This qualitative study on violence against children was conducted to examine the shifts in children’s experiences of violence in Kenya from 2010 to 2019. The study explored violence against children policies and guidelines established during this period.
Previous research has shown a high prevalence of violence among young people in Kenya. Violence is a known risk factor for HIV acquisition and these two public health issues could be viewed as a syndemic. This study examines the changes in violence and risk factors for violence and HIV between 2010 and 2019.
Explore the results from a secondary analysis of VACS data by Together for Girls, Centers for Disease Control and Prevention (CDC), and Global Affairs Canada.
This study explores the rarely studied prevalence and dynamics around disclosure, reporting, and help seeking behaviours of children who ever experienced physical and/or sexual violence.
This article examines the outcomes associated with early sexual debut in five sub-Saharan African countries for males and females, separately.
An overview of the data found in Kenya's 2020 Violence Against Children and Youth Survey (VACS) report.
Explore the data in Kenya's Violence Against Children and Youth Survey (VACS) report.
The Kenyan government has developed a national prevention and response plan (2019-2023) that aims to reduce violence against children prevalence by 40 percent.
This booklet will give you the tools you need to help SPOT and STOP violence in your home, school and community! You’ll learn the different ways that kids experience violence, and what they, their families, communities, and YOU can do.
This youth engagement toolkit is a unique new resource created for the campaign.
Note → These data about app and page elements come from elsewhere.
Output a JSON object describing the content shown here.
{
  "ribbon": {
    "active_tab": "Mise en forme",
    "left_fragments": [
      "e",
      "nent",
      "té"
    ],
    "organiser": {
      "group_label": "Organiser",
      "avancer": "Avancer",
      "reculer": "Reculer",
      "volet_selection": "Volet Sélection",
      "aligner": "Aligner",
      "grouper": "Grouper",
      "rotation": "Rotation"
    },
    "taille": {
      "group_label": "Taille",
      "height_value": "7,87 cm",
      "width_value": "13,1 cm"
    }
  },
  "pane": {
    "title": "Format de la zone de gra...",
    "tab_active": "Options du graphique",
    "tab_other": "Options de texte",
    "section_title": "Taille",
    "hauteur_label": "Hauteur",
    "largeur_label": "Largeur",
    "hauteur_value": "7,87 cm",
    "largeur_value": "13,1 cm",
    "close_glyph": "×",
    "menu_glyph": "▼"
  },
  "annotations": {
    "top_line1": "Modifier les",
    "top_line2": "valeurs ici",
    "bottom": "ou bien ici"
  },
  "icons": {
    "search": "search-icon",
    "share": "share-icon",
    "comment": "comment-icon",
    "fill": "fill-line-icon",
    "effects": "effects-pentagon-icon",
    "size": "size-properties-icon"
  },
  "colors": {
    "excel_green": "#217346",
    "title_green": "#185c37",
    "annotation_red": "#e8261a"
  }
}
It includes key messages and organizing tools designed specifically to guide youth-led organizations in delivering vital information on post-rape care to the youth populations they serve in the form of educational workshops.
This study explores the collective effects of childhood sexual, physical, and emotional violence on selected self-reported health outcomes among young Kenyan females and males using the Violence Against Children Survey (VACS).